last feoffee enfeoffs the first feoffor, such feoffment may not stand, no more than  if one had enfeoffed another of land for his homage and service and the same  feoffee had enfeoffed his feoffor, for he then would be lord and tenant of the same  tenement at the same time, which cannot be, any more than one may be lord and  heir.12A confirmation made by one who may invalidate another's gift bars any  reversion,3 as does homage and service accepted without any confirmation, as  where4 one is enfeoffed by a person who may not make a feoffment, the land to be  held of him who may invalidate the gift, and the latter accepts the homage and  service;5 it is otherwise if the donor retains the homage and attorns the service  to the true lord, [to be done] for him by the hand of his donee.67<And because just  as a tenement may fall [to a lord] in demesne, so may it in service,8 nor may he  waive that any more than the tenement itself.>9 <But suppose that one has enfeoffed  another for a service certain, namely, ten, and he in turn enfeoffs another for a  smaller service, namely, five. Quaere whether the principal feoffor ought to have the  service due, namely, ten, and also, as his escheat, the five, thus both, or only one,  that is, ten or five.10 Suppose, on the contrary, that the principal has enfeoffed for a  smaller service and the feoffee enfeoffs over for a greater. Strict law requires that he  have both, for one is his escheat and the other is due by the terms of his feoffment,  for which the tenement is bound. But the tenant would be burdened wrongfully  were he held to both, for his feoffor is bound to acquit him and it is to his place that  the superior chief lord succeeds. Equity finds a place here, that the lord suffer no  damage and have at least his full service, reckoning the smaller service, that is, five,  in the total of ten. In the converse case, where the lord has enfeoffed for the smaller  service, that is, for five, and his tenant for the greater, the lord will have the greater  as his escheat, the smaller, namely, five, being reckoned in the greater service of  the tenant, that is, ten.>
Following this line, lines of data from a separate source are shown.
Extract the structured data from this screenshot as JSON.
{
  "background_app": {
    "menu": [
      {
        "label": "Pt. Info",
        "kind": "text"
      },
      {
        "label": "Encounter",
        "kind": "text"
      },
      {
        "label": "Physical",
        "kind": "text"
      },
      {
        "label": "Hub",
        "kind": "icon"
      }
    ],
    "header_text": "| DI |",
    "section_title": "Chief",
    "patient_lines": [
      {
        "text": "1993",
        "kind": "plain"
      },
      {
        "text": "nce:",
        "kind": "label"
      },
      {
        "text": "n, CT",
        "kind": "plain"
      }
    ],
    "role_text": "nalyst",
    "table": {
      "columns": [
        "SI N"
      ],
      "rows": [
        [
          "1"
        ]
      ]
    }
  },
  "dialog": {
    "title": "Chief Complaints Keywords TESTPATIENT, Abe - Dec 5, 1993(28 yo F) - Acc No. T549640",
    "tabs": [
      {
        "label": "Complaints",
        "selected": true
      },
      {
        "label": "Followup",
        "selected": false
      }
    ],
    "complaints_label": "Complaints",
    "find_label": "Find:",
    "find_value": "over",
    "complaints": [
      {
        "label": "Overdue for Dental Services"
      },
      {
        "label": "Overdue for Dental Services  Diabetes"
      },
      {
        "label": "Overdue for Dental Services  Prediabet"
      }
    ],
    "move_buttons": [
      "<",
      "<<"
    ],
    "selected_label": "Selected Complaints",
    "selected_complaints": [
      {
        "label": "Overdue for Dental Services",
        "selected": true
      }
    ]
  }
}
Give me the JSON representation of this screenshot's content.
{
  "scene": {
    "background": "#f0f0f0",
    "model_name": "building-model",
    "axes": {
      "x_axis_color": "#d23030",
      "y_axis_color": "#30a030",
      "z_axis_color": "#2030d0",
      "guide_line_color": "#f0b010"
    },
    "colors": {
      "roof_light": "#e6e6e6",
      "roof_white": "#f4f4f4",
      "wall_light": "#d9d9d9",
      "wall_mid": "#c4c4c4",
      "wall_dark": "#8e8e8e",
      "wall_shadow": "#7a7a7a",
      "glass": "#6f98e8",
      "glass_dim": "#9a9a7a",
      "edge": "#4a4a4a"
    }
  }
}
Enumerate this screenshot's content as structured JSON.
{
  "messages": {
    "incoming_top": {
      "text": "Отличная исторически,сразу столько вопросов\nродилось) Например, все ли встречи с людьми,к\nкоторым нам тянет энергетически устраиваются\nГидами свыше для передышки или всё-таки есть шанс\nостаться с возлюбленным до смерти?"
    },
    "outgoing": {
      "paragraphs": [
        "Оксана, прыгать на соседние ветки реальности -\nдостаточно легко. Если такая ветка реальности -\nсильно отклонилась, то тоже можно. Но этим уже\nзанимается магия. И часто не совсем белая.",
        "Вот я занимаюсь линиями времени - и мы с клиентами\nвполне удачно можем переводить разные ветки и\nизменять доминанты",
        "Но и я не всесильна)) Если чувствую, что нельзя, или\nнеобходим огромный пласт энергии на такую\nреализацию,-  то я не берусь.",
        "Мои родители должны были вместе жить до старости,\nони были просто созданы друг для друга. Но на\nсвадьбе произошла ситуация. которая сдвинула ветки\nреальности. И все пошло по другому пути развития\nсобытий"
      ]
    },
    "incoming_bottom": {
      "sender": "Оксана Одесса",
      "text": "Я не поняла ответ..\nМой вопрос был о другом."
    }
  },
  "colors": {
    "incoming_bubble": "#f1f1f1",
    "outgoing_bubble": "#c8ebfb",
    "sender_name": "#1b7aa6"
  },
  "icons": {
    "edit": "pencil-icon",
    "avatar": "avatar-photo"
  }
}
Whether a gift may be made to bondsmen.
 Now we must see whether a gift may be made to bondsmen as it may to free men.  In that connexion we must first ascertain whether they are within the potestas of  their lords or beyond it and in a free status, either manumitted or fugitives. Then  whether the gift is made by the lord in whose potestas they are or by another. If  by the lord, then whether with manumission11